Srebrenica Muslim chief cleared

The Hague - The ex-commander of Bosnian Muslim forces in Srebrenica, Naser Oric, has had his war crimes conviction quashed by the UN tribunal in The Hague.

He was convicted of failing to prevent men under his command killing and mistreating six Bosnian Serb prisoners.

His alleged crimes took place well before the 1995 Bosnian Serb massacre of nearly 8,000 Srebrenica Muslims.

Between 1992 and 1993 he commanded troops who allegedly destroyed 50 Serb villages, causing thousands to flee.

But judges at The Hague ruled the first trial had failed to prove he had control over the men.

Former bodyguard
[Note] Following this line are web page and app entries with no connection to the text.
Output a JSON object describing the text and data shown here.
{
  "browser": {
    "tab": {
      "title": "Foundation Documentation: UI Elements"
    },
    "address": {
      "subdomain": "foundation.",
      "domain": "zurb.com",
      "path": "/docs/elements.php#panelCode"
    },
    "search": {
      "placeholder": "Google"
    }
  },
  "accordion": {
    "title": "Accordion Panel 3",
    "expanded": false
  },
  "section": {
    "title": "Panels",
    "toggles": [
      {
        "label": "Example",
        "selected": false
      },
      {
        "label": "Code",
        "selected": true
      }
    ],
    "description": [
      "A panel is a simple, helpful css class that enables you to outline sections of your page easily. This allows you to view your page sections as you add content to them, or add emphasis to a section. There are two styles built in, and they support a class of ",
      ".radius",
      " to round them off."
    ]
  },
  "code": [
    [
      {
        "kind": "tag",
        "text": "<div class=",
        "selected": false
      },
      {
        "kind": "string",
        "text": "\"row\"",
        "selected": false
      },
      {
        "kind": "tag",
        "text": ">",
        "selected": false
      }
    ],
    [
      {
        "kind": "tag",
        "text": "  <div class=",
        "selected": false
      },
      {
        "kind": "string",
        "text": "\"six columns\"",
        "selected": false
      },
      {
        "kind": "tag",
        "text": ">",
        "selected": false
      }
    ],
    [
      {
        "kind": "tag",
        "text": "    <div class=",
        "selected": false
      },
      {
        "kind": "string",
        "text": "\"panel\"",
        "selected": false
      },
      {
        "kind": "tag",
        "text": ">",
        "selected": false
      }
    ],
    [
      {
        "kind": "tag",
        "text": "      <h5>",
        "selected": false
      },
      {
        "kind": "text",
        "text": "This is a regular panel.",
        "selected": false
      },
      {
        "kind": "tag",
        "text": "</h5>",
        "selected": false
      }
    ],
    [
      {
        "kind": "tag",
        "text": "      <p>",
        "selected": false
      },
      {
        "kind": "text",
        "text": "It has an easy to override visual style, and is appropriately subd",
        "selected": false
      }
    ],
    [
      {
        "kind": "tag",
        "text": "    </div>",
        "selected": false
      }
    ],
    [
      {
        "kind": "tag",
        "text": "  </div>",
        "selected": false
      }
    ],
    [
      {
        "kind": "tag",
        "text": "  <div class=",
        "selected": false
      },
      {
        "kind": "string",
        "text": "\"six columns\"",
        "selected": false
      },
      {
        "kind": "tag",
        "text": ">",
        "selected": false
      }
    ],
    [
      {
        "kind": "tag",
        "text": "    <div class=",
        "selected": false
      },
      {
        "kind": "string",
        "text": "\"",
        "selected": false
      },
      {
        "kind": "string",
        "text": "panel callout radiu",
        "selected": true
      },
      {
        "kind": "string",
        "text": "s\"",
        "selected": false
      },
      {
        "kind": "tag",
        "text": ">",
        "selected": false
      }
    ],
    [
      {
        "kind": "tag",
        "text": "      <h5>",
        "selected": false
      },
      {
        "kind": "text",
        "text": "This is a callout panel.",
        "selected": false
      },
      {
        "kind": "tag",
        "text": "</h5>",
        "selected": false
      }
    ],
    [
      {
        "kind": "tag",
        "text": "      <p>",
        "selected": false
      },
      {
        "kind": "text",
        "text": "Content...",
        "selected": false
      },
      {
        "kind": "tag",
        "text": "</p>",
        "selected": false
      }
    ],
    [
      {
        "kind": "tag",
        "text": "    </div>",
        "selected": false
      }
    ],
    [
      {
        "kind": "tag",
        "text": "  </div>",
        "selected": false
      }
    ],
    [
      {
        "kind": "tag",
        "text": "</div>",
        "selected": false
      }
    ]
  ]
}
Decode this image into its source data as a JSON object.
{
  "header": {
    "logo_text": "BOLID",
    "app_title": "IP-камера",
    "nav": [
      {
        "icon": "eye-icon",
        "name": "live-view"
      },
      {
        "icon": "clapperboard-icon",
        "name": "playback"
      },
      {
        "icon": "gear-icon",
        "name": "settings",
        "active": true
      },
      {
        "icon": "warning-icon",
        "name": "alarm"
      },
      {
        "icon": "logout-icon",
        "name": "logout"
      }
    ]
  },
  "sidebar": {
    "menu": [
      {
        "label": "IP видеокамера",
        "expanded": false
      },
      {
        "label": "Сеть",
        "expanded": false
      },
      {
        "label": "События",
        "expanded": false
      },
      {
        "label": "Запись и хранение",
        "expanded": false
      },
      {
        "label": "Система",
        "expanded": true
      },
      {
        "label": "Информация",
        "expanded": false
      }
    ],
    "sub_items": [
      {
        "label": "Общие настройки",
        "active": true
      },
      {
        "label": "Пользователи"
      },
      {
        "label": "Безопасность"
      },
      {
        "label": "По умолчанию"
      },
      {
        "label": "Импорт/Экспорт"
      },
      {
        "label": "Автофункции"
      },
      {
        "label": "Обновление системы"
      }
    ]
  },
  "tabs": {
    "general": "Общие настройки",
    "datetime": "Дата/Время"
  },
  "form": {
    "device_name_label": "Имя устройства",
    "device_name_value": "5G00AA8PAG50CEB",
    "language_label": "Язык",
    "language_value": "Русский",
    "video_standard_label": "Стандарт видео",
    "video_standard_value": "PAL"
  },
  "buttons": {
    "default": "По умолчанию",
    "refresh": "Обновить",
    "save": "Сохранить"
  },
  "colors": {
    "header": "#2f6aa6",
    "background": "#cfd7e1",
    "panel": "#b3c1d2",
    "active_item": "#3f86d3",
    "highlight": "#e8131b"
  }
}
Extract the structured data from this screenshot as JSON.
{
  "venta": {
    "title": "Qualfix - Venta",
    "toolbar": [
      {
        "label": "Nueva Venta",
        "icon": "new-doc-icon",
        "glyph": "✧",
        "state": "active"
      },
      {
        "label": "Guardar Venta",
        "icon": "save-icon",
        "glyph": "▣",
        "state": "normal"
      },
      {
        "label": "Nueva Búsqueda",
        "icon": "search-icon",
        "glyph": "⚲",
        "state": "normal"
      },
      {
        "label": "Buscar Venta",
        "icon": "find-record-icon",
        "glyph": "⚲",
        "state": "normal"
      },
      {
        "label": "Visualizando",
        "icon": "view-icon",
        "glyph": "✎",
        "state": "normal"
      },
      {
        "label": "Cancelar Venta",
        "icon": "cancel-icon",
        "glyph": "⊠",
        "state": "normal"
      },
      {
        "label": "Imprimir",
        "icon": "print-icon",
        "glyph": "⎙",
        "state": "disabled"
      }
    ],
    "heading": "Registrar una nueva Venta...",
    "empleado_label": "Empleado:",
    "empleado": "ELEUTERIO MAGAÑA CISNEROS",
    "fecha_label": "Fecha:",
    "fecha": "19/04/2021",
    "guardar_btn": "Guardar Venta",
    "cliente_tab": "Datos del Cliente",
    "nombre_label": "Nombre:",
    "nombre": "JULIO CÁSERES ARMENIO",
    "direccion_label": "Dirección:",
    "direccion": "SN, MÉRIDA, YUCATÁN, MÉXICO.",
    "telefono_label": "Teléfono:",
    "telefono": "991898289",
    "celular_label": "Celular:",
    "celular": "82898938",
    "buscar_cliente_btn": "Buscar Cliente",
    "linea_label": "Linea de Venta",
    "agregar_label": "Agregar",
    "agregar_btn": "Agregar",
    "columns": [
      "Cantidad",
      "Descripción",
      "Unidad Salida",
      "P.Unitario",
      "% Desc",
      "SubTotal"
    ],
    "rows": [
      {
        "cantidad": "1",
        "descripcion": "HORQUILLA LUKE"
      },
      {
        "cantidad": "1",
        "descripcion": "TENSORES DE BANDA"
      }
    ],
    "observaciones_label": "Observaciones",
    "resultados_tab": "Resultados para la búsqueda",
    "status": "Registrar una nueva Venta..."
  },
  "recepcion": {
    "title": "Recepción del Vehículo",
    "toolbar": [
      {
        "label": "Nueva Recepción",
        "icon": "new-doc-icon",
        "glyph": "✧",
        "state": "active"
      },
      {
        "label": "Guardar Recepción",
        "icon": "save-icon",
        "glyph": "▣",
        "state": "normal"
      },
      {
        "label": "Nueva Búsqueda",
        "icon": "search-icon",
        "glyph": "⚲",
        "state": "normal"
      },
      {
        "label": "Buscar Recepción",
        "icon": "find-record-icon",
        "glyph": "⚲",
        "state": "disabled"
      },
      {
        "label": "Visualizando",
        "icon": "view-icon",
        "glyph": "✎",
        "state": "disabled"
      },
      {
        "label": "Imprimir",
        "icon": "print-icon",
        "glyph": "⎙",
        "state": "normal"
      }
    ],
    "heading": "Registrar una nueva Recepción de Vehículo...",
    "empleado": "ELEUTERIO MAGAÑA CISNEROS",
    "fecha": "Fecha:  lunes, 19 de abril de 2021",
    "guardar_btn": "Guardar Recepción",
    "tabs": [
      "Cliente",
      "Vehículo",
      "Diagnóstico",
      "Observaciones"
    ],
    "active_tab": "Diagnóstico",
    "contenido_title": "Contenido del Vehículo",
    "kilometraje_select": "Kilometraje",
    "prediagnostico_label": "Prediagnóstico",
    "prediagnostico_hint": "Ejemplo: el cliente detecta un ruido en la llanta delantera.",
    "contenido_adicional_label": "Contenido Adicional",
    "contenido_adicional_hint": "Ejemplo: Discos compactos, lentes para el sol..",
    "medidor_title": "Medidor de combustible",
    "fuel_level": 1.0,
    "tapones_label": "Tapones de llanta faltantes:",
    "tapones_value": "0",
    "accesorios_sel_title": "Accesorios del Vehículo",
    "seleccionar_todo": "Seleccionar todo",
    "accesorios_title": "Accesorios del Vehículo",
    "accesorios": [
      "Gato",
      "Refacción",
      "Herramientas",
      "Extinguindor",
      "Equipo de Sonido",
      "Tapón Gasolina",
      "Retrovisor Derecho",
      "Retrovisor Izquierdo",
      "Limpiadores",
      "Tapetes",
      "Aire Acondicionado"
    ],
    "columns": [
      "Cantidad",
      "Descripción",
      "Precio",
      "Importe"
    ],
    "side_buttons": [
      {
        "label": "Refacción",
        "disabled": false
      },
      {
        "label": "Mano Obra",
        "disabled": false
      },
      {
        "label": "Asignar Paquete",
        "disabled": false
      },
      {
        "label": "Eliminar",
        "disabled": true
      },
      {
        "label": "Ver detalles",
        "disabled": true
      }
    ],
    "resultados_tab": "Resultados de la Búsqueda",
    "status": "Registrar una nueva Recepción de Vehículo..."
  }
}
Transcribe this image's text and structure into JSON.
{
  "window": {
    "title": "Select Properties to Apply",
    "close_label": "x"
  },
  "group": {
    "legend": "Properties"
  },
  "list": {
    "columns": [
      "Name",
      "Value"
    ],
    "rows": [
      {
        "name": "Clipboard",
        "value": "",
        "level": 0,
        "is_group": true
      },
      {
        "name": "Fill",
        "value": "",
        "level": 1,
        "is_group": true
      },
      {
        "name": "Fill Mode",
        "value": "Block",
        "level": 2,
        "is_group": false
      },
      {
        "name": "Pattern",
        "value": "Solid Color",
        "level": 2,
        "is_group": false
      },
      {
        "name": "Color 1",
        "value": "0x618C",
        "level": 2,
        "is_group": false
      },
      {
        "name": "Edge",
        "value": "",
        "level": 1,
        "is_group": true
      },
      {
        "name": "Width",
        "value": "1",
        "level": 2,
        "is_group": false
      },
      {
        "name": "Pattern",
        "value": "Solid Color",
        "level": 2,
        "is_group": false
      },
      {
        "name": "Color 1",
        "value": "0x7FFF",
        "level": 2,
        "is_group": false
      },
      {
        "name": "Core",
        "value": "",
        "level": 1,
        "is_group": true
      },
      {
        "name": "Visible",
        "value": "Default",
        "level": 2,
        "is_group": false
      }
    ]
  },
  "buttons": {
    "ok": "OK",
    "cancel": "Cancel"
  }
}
"The appeals chamber... reverses Naser Oric's conviction," said Judge Wolfgang Schomburg of the International Criminal Tribunal for the former Yugoslavia.

The 41-year-old ex-bodyguard to former Yugoslav President Slobodan Milosevic was convicted two years ago but given a two-year sentence - much less than that demanded by the prosecution.

He was ordered to be immediately released because of time he had already spent in custody.

Many Bosnian Muslims (Bosniaks) regard him as a hero, and believe the decision to prosecute him was made to counter complaints by Serbs that the tribunal was biased against them, correspondents say.

Mr Oric was commander of the Bosnian Muslim forces in the town of Srebrenica from May 1992 onwards, while the city was under siege from Bosnian Serb forces.

Mr Oric's lawyers said the attacks on Serb villages were legitimate actions against military and strategic targets, or operations to obtain food for the starving population of Srebrenica.

In 1995, thousands of Muslim men and boys from Srebrenica were killed by Bosnian Serb troops, despite the presence of Dutch UN peacekeepers.